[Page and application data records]
___

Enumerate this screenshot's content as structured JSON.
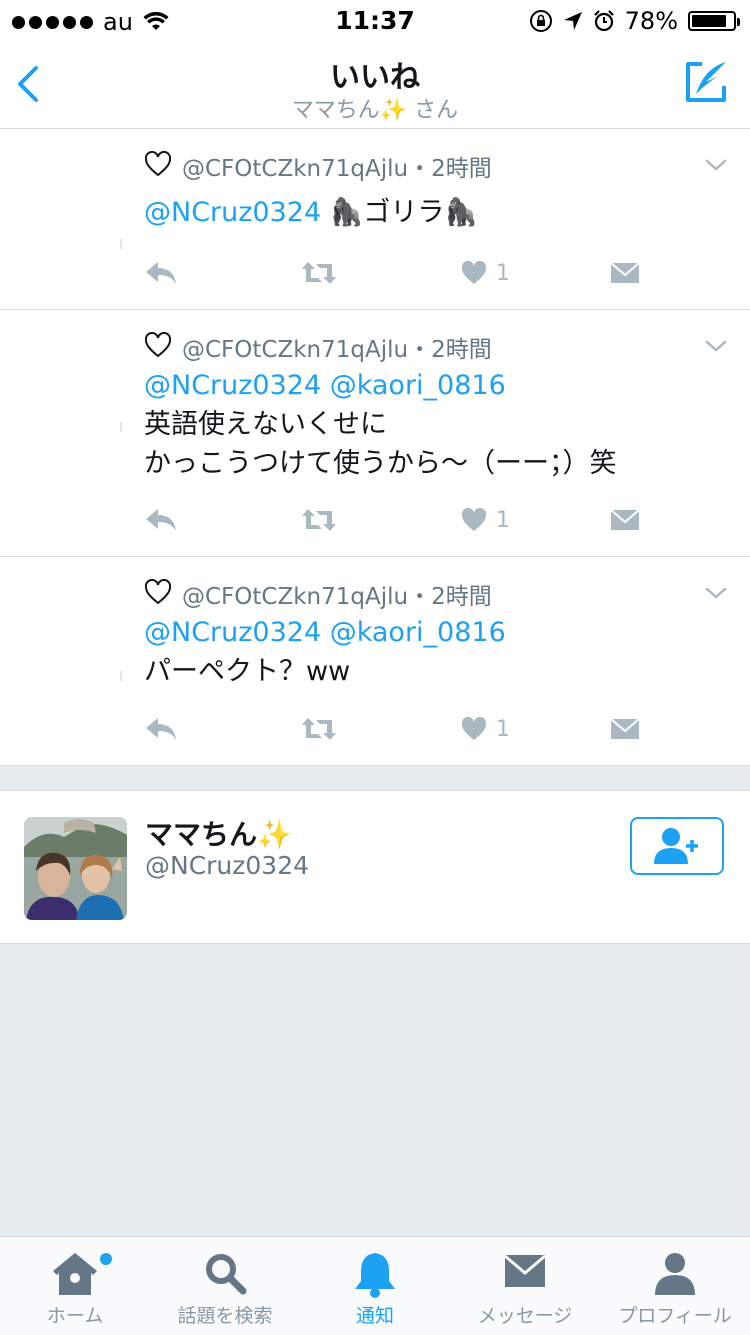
{
  "status_bar": {
    "carrier": "au",
    "time": "11:37",
    "battery_percent": "78%",
    "battery_level": 0.78
  },
  "nav": {
    "title": "いいね",
    "subtitle": "ママちん✨ さん"
  },
  "tweets": [
    {
      "meta": "@CFOtCZkn71qAjlu・2時間",
      "mentions": "@NCruz0324",
      "lines": [
        "🦍ゴリラ🦍"
      ],
      "like_count": "1"
    },
    {
      "meta": "@CFOtCZkn71qAjlu・2時間",
      "mentions": "@NCruz0324 @kaori_0816",
      "lines": [
        "英語使えないくせに",
        "かっこうつけて使うから〜（ーー；）笑"
      ],
      "like_count": "1"
    },
    {
      "meta": "@CFOtCZkn71qAjlu・2時間",
      "mentions": "@NCruz0324 @kaori_0816",
      "lines": [
        "パーペクト？ww"
      ],
      "like_count": "1"
    }
  ],
  "user_card": {
    "name": "ママちん✨",
    "handle": "@NCruz0324"
  },
  "tab_bar": {
    "tabs": [
      {
        "label": "ホーム",
        "icon": "home-icon",
        "has_badge": true
      },
      {
        "label": "話題を検索",
        "icon": "search-icon"
      },
      {
        "label": "通知",
        "icon": "bell-icon",
        "active": true
      },
      {
        "label": "メッセージ",
        "icon": "envelope-icon"
      },
      {
        "label": "プロフィール",
        "icon": "person-icon"
      }
    ]
  },
  "colors": {
    "accent": "#1da1f2",
    "muted": "#aab8c2",
    "background": "#e6ecf0"
  }
}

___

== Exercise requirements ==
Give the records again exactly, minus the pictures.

== Expected answer ==
Enumerate this screenshot's content as structured JSON.
{
  "status_bar": {
    "carrier": "au",
    "time": "11:37",
    "battery_percent": "78%",
    "battery_level": 0.78
  },
  "nav": {
    "title": "いいね",
    "subtitle": "ママちん✨ さん"
  },
  "tweets": [
    {
      "meta": "@CFOtCZkn71qAjlu・2時間",
      "mentions": "@NCruz0324",
      "lines": [
        "🦍ゴリラ🦍"
      ],
      "like_count": "1"
    },
    {
      "meta": "@CFOtCZkn71qAjlu・2時間",
      "mentions": "@NCruz0324 @kaori_0816",
      "lines": [
        "英語使えないくせに",
        "かっこうつけて使うから〜（ーー；）笑"
      ],
      "like_count": "1"
    },
    {
      "meta": "@CFOtCZkn71qAjlu・2時間",
      "mentions": "@NCruz0324 @kaori_0816",
      "lines": [
        "パーペクト？ww"
      ],
      "like_count": "1"
    }
  ],
  "user_card": {
    "name": "ママちん✨",
    "handle": "@NCruz0324"
  },
  "tab_bar": {
    "tabs": [
      {
        "label": "ホーム",
        "icon": "home-icon",
        "has_badge": true
      },
      {
        "label": "話題を検索",
        "icon": "search-icon"
      },
      {
        "label": "通知",
        "icon": "bell-icon",
        "active": true
      },
      {
        "label": "メッセージ",
        "icon": "envelope-icon"
      },
      {
        "label": "プロフィール",
        "icon": "person-icon"
      }
    ]
  },
  "colors": {
    "accent": "#1da1f2",
    "muted": "#aab8c2",
    "background": "#e6ecf0"
  }
}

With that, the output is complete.